(What is expected): Nothing but the pictures may be left out. Restate the rest of the entries word for word.

-- Opening Marker --

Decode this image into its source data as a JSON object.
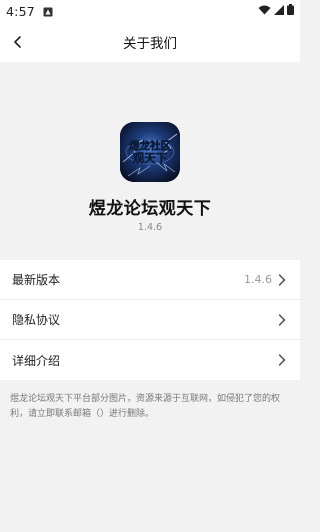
{
  "status_bar": {
    "time": "4:57"
  },
  "header": {
    "title": "关于我们"
  },
  "app": {
    "name": "煜龙论坛观天下",
    "version": "1.4.6",
    "icon_text_line1": "煜龙社区",
    "icon_text_line2": "观天下"
  },
  "list": {
    "items": [
      {
        "label": "最新版本",
        "value": "1.4.6"
      },
      {
        "label": "隐私协议",
        "value": ""
      },
      {
        "label": "详细介绍",
        "value": ""
      }
    ]
  },
  "disclaimer": "煜龙论坛观天下平台部分图片，资源来源于互联网，如侵犯了您的权利，请立即联系邮箱（）进行删除。",
  "colors": {
    "background": "#f2f2f2",
    "surface": "#ffffff",
    "muted_text": "#999999"
  },
  "icons": [
    "back-arrow-icon",
    "chevron-right-icon",
    "wifi-icon",
    "signal-icon",
    "battery-icon",
    "notification-icon"
  ]
}
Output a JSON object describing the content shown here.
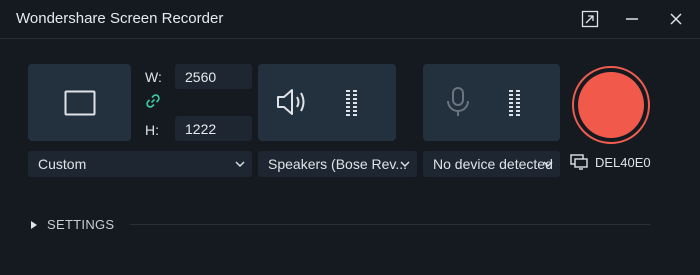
{
  "window": {
    "title": "Wondershare Screen Recorder"
  },
  "titlebar": {
    "restore_icon": "restore-window-icon",
    "minimize_icon": "minimize-icon",
    "close_icon": "close-icon"
  },
  "region": {
    "width_label": "W:",
    "width_value": "2560",
    "height_label": "H:",
    "height_value": "1222",
    "link_icon": "link-chain-icon",
    "preset": "Custom"
  },
  "audio": {
    "speaker_device": "Speakers (Bose Rev...",
    "microphone_device": "No device detected"
  },
  "display": {
    "label": "DEL40E0"
  },
  "settings": {
    "label": "SETTINGS"
  },
  "colors": {
    "background": "#151a20",
    "panel": "#23303d",
    "input": "#1e2731",
    "record": "#f15a4a",
    "link_icon": "#3ec9a7"
  }
}
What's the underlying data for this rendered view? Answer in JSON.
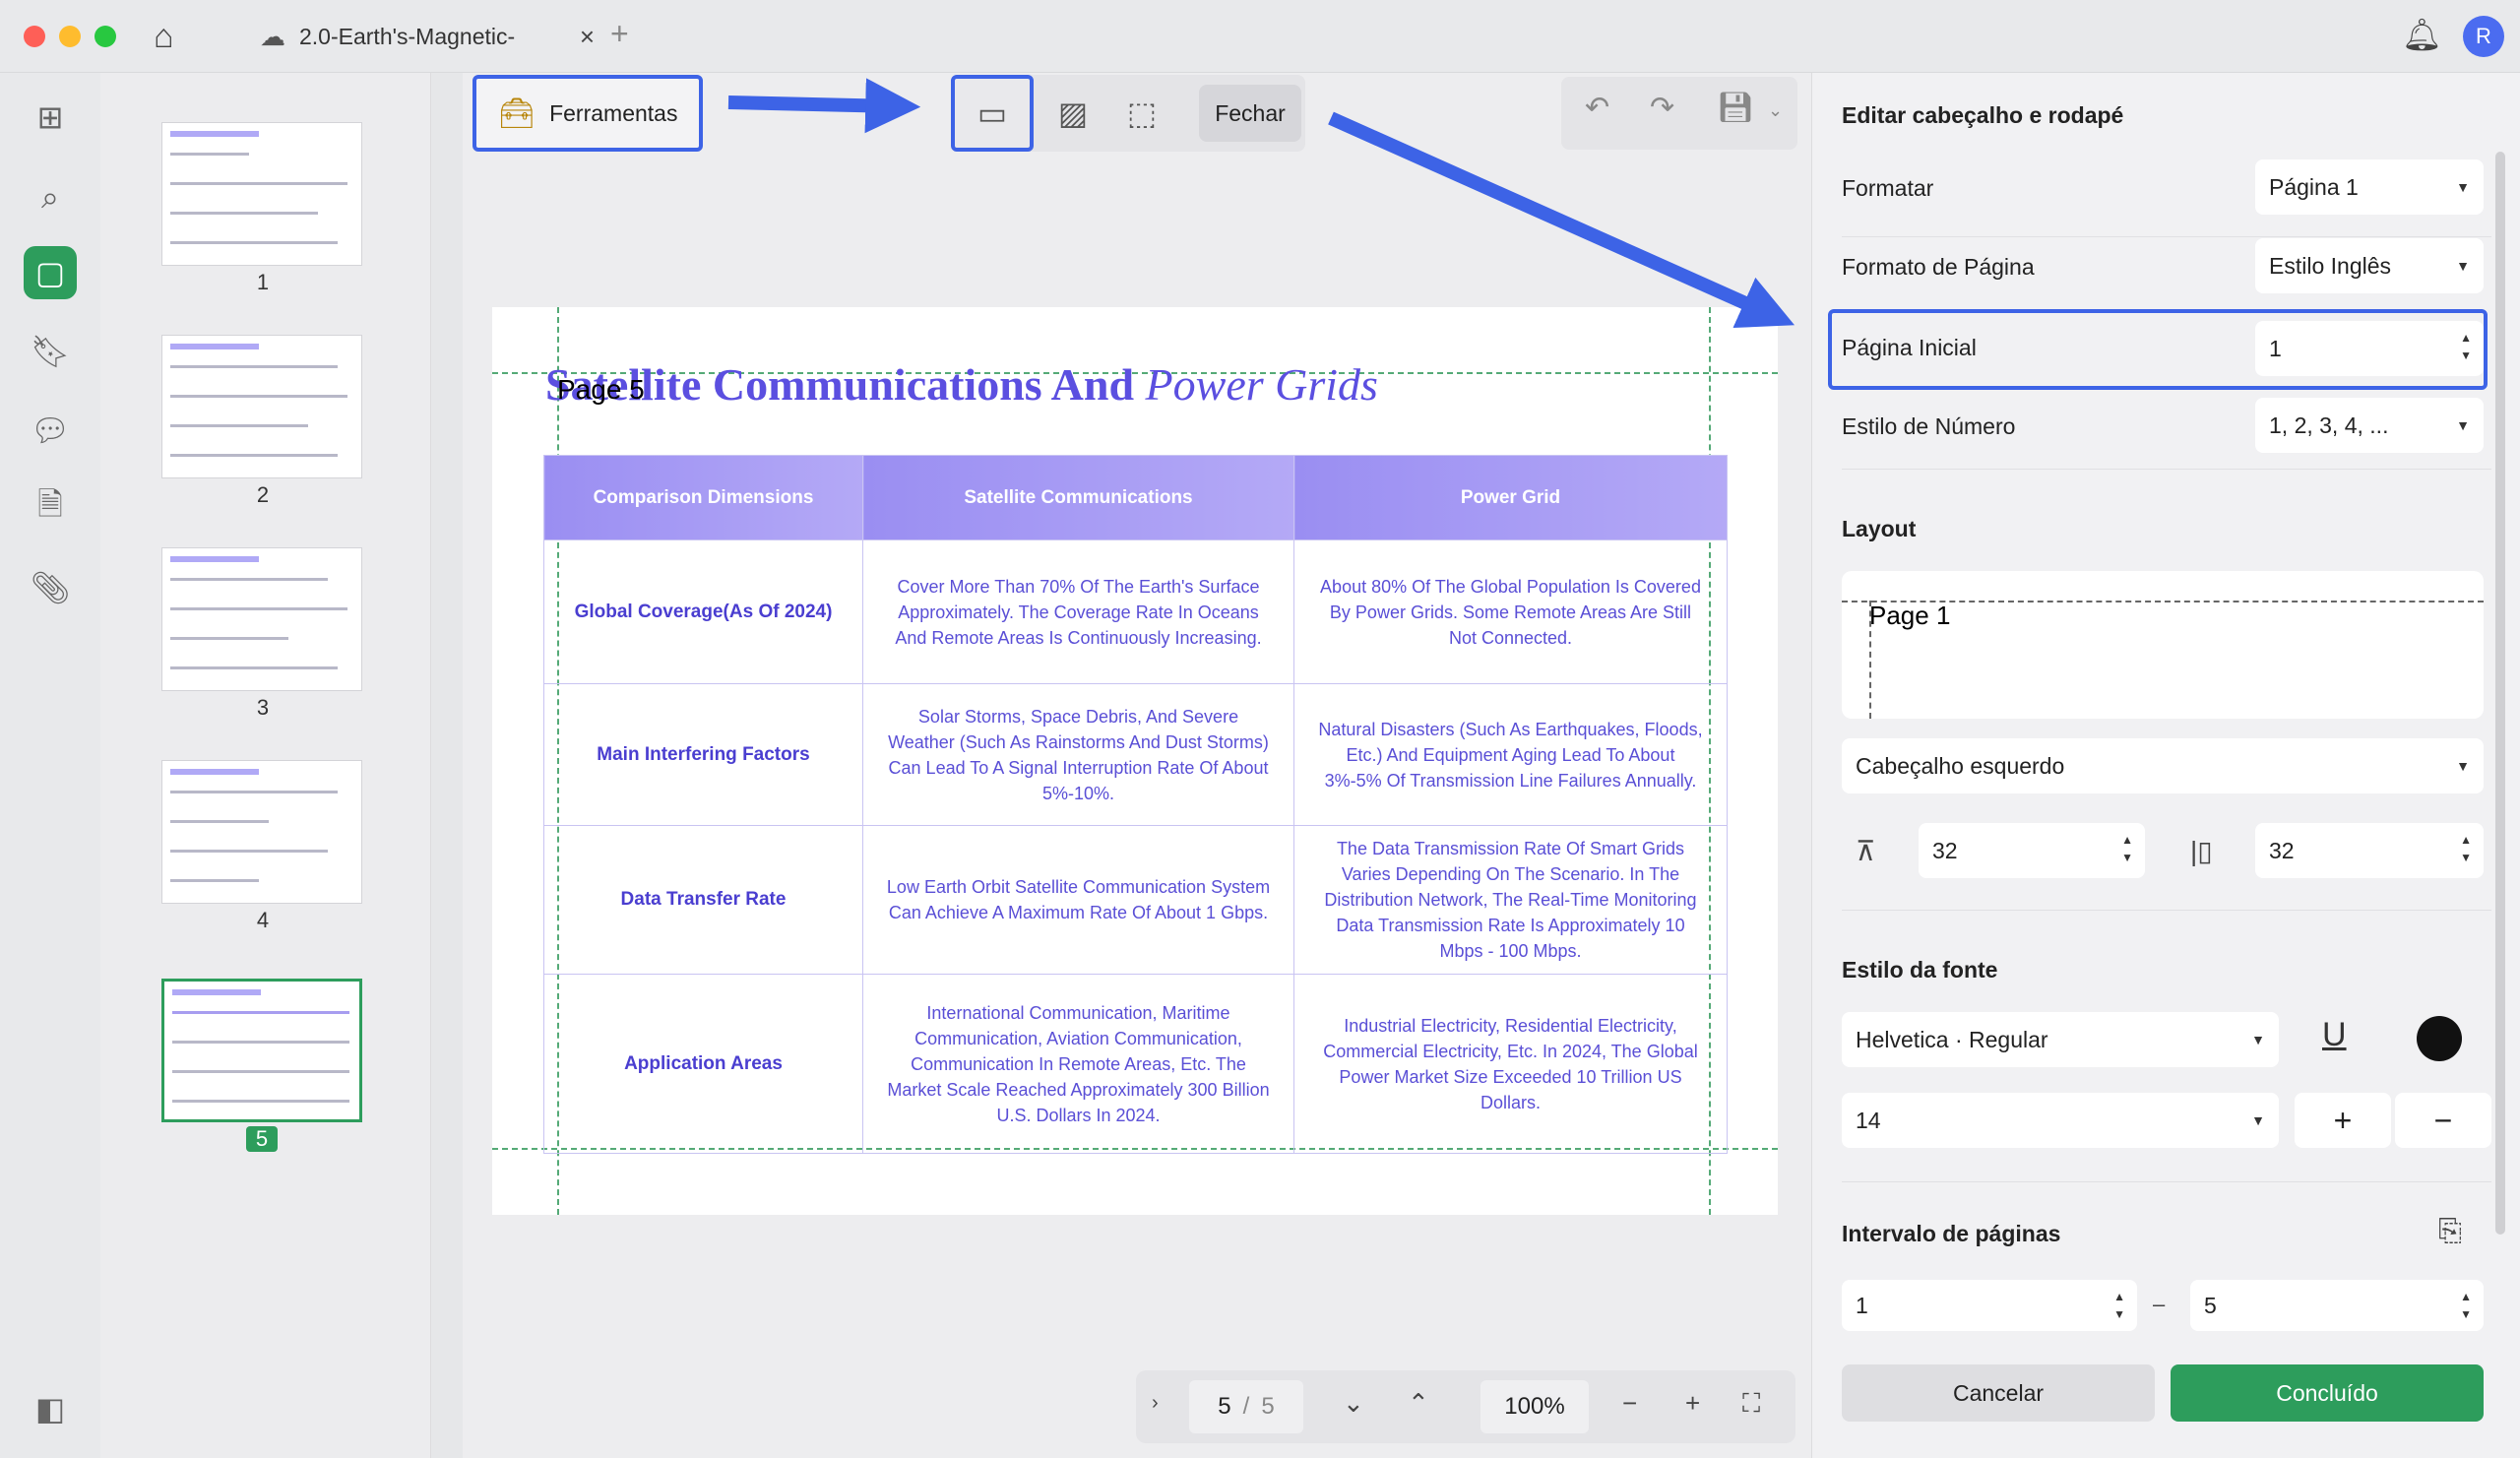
{
  "window": {
    "tab_title": "2.0-Earth's-Magnetic-",
    "avatar_initial": "R",
    "colors": {
      "accent": "#2d9d5c",
      "highlight": "#3d63e6",
      "doc_purple": "#5b4fe0"
    }
  },
  "thumbnails": [
    {
      "label": "1"
    },
    {
      "label": "2"
    },
    {
      "label": "3"
    },
    {
      "label": "4"
    },
    {
      "label": "5"
    }
  ],
  "toolbar": {
    "tools_label": "Ferramentas",
    "close_label": "Fechar"
  },
  "document": {
    "title_bold": "Satellite Communications And",
    "title_italic": "Power Grids",
    "page_label_preview": "Page 5",
    "table": {
      "headers": [
        "Comparison Dimensions",
        "Satellite Communications",
        "Power Grid"
      ],
      "rows": [
        [
          "Global Coverage(As Of 2024)",
          "Cover More Than 70% Of The Earth's Surface Approximately. The Coverage Rate In Oceans And Remote Areas Is Continuously Increasing.",
          "About 80% Of The Global Population Is Covered By Power Grids. Some Remote Areas Are Still Not Connected."
        ],
        [
          "Main Interfering Factors",
          "Solar Storms, Space Debris, And Severe Weather (Such As Rainstorms And Dust Storms) Can Lead To A Signal Interruption Rate Of About 5%-10%.",
          "Natural Disasters (Such As Earthquakes, Floods, Etc.) And Equipment Aging Lead To About 3%-5% Of Transmission Line Failures Annually."
        ],
        [
          "Data Transfer Rate",
          "Low Earth Orbit Satellite Communication System Can Achieve A Maximum Rate Of About 1 Gbps.",
          "The Data Transmission Rate Of Smart Grids Varies Depending On The Scenario. In The Distribution Network, The Real-Time Monitoring Data Transmission Rate Is Approximately 10 Mbps - 100 Mbps."
        ],
        [
          "Application Areas",
          "International Communication, Maritime Communication, Aviation Communication, Communication In Remote Areas, Etc. The Market Scale Reached Approximately 300 Billion U.S. Dollars In 2024.",
          "Industrial Electricity, Residential Electricity, Commercial Electricity, Etc. In 2024, The Global Power Market Size Exceeded 10 Trillion US Dollars."
        ]
      ]
    }
  },
  "pager": {
    "current_page": "5",
    "separator": "/",
    "total_pages": "5",
    "zoom": "100%"
  },
  "panel": {
    "title": "Editar cabeçalho e rodapé",
    "format_label": "Formatar",
    "format_value": "Página 1",
    "page_format_label": "Formato de Página",
    "page_format_value": "Estilo Inglês",
    "start_page_label": "Página Inicial",
    "start_page_value": "1",
    "number_style_label": "Estilo de Número",
    "number_style_value": "1, 2, 3, 4, ...",
    "layout_title": "Layout",
    "layout_preview_text": "Page 1",
    "position_value": "Cabeçalho esquerdo",
    "margin_top": "32",
    "margin_side": "32",
    "font_style_title": "Estilo da fonte",
    "font_value": "Helvetica · Regular",
    "font_size": "14",
    "font_color": "#111111",
    "page_range_title": "Intervalo de páginas",
    "range_from": "1",
    "range_dash": "–",
    "range_to": "5",
    "cancel_label": "Cancelar",
    "done_label": "Concluído"
  }
}
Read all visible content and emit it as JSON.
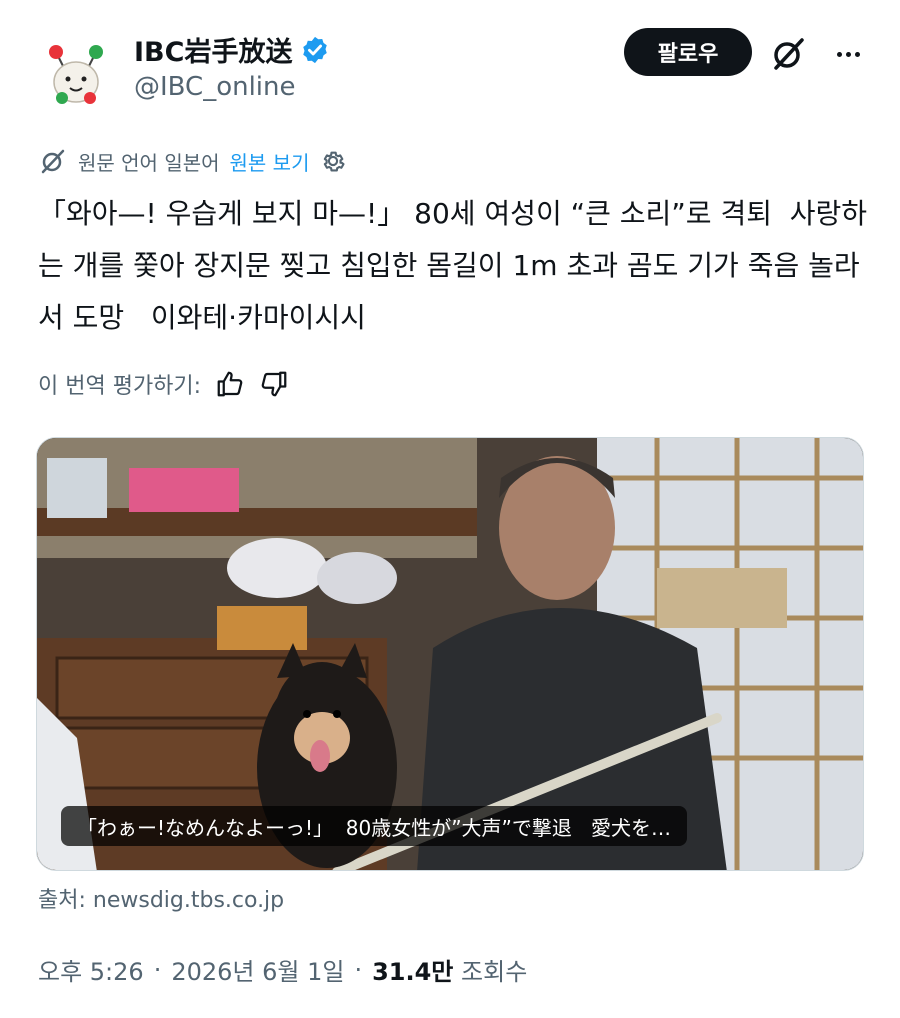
{
  "account": {
    "display_name": "IBC岩手放送",
    "handle": "@IBC_online",
    "verified": true
  },
  "actions": {
    "follow_label": "팔로우",
    "grok_icon": "grok-icon",
    "more_icon": "more-icon"
  },
  "translation": {
    "notice": "원문 언어 일본어",
    "show_original": "원본 보기",
    "rate_prompt": "이 번역 평가하기:"
  },
  "tweet": {
    "text": "「와아—! 우습게 보지 마—!」 80세 여성이 “큰 소리”로 격퇴  사랑하는 개를 쫓아 장지문 찢고 침입한 몸길이 1m 초과 곰도 기가 죽음 놀라서 도망   이와테·카마이시시"
  },
  "media": {
    "caption": "「わぁー!なめんなよーっ!」  80歳女性が”大声”で撃退   愛犬を…",
    "source": "출처: newsdig.tbs.co.jp"
  },
  "meta": {
    "time": "오후 5:26",
    "date": "2026년 6월 1일",
    "sep": "·",
    "views_count": "31.4만",
    "views_label": "조회수"
  },
  "colors": {
    "text": "#0f1419",
    "secondary": "#536471",
    "link": "#1d9bf0",
    "follow_bg": "#0f1419"
  }
}
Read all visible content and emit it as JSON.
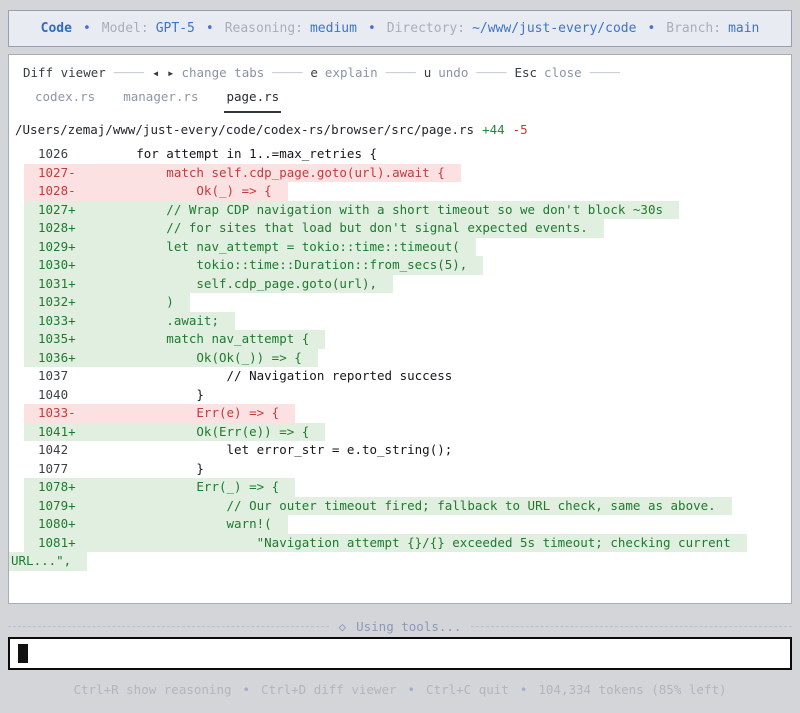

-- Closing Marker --

(Response below):
Decode this image into its source data as a JSON object.
{
  "status_bar": {
    "time": "4:57"
  },
  "header": {
    "title": "关于我们"
  },
  "app": {
    "name": "煜龙论坛观天下",
    "version": "1.4.6",
    "icon_text_line1": "煜龙社区",
    "icon_text_line2": "观天下"
  },
  "list": {
    "items": [
      {
        "label": "最新版本",
        "value": "1.4.6"
      },
      {
        "label": "隐私协议",
        "value": ""
      },
      {
        "label": "详细介绍",
        "value": ""
      }
    ]
  },
  "disclaimer": "煜龙论坛观天下平台部分图片，资源来源于互联网，如侵犯了您的权利，请立即联系邮箱（）进行删除。",
  "colors": {
    "background": "#f2f2f2",
    "surface": "#ffffff",
    "muted_text": "#999999"
  },
  "icons": [
    "back-arrow-icon",
    "chevron-right-icon",
    "wifi-icon",
    "signal-icon",
    "battery-icon",
    "notification-icon"
  ]
}
Output a JSON object describing the content shown here.
{
  "window": {
    "title": "Wondershare Screen Recorder"
  },
  "titlebar": {
    "restore_icon": "restore-window-icon",
    "minimize_icon": "minimize-icon",
    "close_icon": "close-icon"
  },
  "region": {
    "width_label": "W:",
    "width_value": "2560",
    "height_label": "H:",
    "height_value": "1222",
    "link_icon": "link-chain-icon",
    "preset": "Custom"
  },
  "audio": {
    "speaker_device": "Speakers (Bose Rev...",
    "microphone_device": "No device detected"
  },
  "display": {
    "label": "DEL40E0"
  },
  "settings": {
    "label": "SETTINGS"
  },
  "colors": {
    "background": "#151a20",
    "panel": "#23303d",
    "input": "#1e2731",
    "record": "#f15a4a",
    "link_icon": "#3ec9a7"
  }
}
What's the underlying data for this rendered view? Answer in JSON.
{
  "window": {
    "tab_title": "2.0-Earth's-Magnetic-",
    "avatar_initial": "R",
    "colors": {
      "accent": "#2d9d5c",
      "highlight": "#3d63e6",
      "doc_purple": "#5b4fe0"
    }
  },
  "thumbnails": [
    {
      "label": "1"
    },
    {
      "label": "2"
    },
    {
      "label": "3"
    },
    {
      "label": "4"
    },
    {
      "label": "5"
    }
  ],
  "toolbar": {
    "tools_label": "Ferramentas",
    "close_label": "Fechar"
  },
  "document": {
    "title_bold": "Satellite Communications And",
    "title_italic": "Power Grids",
    "page_label_preview": "Page 5",
    "table": {
      "headers": [
        "Comparison Dimensions",
        "Satellite Communications",
        "Power Grid"
      ],
      "rows": [
        [
          "Global Coverage(As Of 2024)",
          "Cover More Than 70% Of The Earth's Surface Approximately. The Coverage Rate In Oceans And Remote Areas Is Continuously Increasing.",
          "About 80% Of The Global Population Is Covered By Power Grids. Some Remote Areas Are Still Not Connected."
        ],
        [
          "Main Interfering Factors",
          "Solar Storms, Space Debris, And Severe Weather (Such As Rainstorms And Dust Storms) Can Lead To A Signal Interruption Rate Of About 5%-10%.",
          "Natural Disasters (Such As Earthquakes, Floods, Etc.) And Equipment Aging Lead To About 3%-5% Of Transmission Line Failures Annually."
        ],
        [
          "Data Transfer Rate",
          "Low Earth Orbit Satellite Communication System Can Achieve A Maximum Rate Of About 1 Gbps.",
          "The Data Transmission Rate Of Smart Grids Varies Depending On The Scenario. In The Distribution Network, The Real-Time Monitoring Data Transmission Rate Is Approximately 10 Mbps - 100 Mbps."
        ],
        [
          "Application Areas",
          "International Communication, Maritime Communication, Aviation Communication, Communication In Remote Areas, Etc. The Market Scale Reached Approximately 300 Billion U.S. Dollars In 2024.",
          "Industrial Electricity, Residential Electricity, Commercial Electricity, Etc. In 2024, The Global Power Market Size Exceeded 10 Trillion US Dollars."
        ]
      ]
    }
  },
  "pager": {
    "current_page": "5",
    "separator": "/",
    "total_pages": "5",
    "zoom": "100%"
  },
  "panel": {
    "title": "Editar cabeçalho e rodapé",
    "format_label": "Formatar",
    "format_value": "Página 1",
    "page_format_label": "Formato de Página",
    "page_format_value": "Estilo Inglês",
    "start_page_label": "Página Inicial",
    "start_page_value": "1",
    "number_style_label": "Estilo de Número",
    "number_style_value": "1, 2, 3, 4, ...",
    "layout_title": "Layout",
    "layout_preview_text": "Page 1",
    "position_value": "Cabeçalho esquerdo",
    "margin_top": "32",
    "margin_side": "32",
    "font_style_title": "Estilo da fonte",
    "font_value": "Helvetica · Regular",
    "font_size": "14",
    "font_color": "#111111",
    "page_range_title": "Intervalo de páginas",
    "range_from": "1",
    "range_dash": "–",
    "range_to": "5",
    "cancel_label": "Cancelar",
    "done_label": "Concluído"
  }
}
Read all visible content and emit it as JSON.
{
  "account": {
    "display_name": "IBC岩手放送",
    "handle": "@IBC_online",
    "verified": true
  },
  "actions": {
    "follow_label": "팔로우",
    "grok_icon": "grok-icon",
    "more_icon": "more-icon"
  },
  "translation": {
    "notice": "원문 언어 일본어",
    "show_original": "원본 보기",
    "rate_prompt": "이 번역 평가하기:"
  },
  "tweet": {
    "text": "「와아—! 우습게 보지 마—!」 80세 여성이 “큰 소리”로 격퇴  사랑하는 개를 쫓아 장지문 찢고 침입한 몸길이 1m 초과 곰도 기가 죽음 놀라서 도망   이와테·카마이시시"
  },
  "media": {
    "caption": "「わぁー!なめんなよーっ!」  80歳女性が”大声”で撃退   愛犬を…",
    "source": "출처: newsdig.tbs.co.jp"
  },
  "meta": {
    "time": "오후 5:26",
    "date": "2026년 6월 1일",
    "sep": "·",
    "views_count": "31.4만",
    "views_label": "조회수"
  },
  "colors": {
    "text": "#0f1419",
    "secondary": "#536471",
    "link": "#1d9bf0",
    "follow_bg": "#0f1419"
  }
}
Read all visible content and emit it as JSON.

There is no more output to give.